The Medal for China

Article from The Illustrated London News, 14 February 1846.

The Medal for China.

The Medal to be distributed to the officers and soldiers, who served in China, during the late war is now in course of being struck at the Royal Mint, from a die by Mr. Wyon, the Engraver-in-chief. There will be required 18,000: they are all

Medal for China.

to be of silver (intrinsic value about 5s. 6d.); no difference being made between those to be presented to the officers and those to be given to the men. The Medal is about half the size represented in the present column. It is, certainly a fine work of art, and will add even to Mr. Wyon's high reputation. It bears a portrait of her Majesty, an excellent likeness: on the Royal brow, is the tiara: the legend is, "Victoria Regina." The likeness is strikingly beautiful; and the relief admirably executed. On the reverse, is a picturesque group of the weapons of the army and navy, resting under the shadow of a palm-tree: in front of the weapons are the armorial bearings of Great Britain. Above the group are the words "Armis exposcere pacem;" and underneath the arms, is the word "China." and the date of the War, "1842." On the rim are inscribed the name and regiment. "The ribbon," (it is stated in the "Art Union,") "is to be of scarlet, with a yellow border, the scarlet denoting the colour of England, and the yellow being the imperial colour of China. The Medals will probably be issued to the soldiers and sailors about the middle of the year."
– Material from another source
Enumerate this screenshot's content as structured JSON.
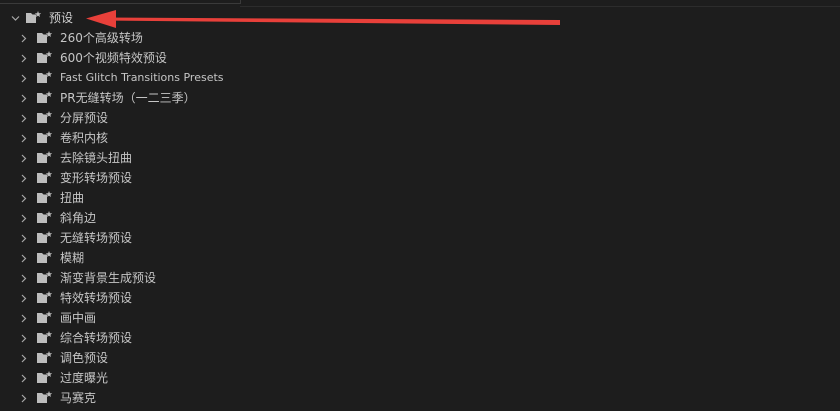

This work was published in 1846 and is anonymous or pseudonymous due to unknown authorship. It is in the public domain in the United States as well as countries and areas where the copyright terms of anonymous or pseudonymous works are 176 years or less since publication.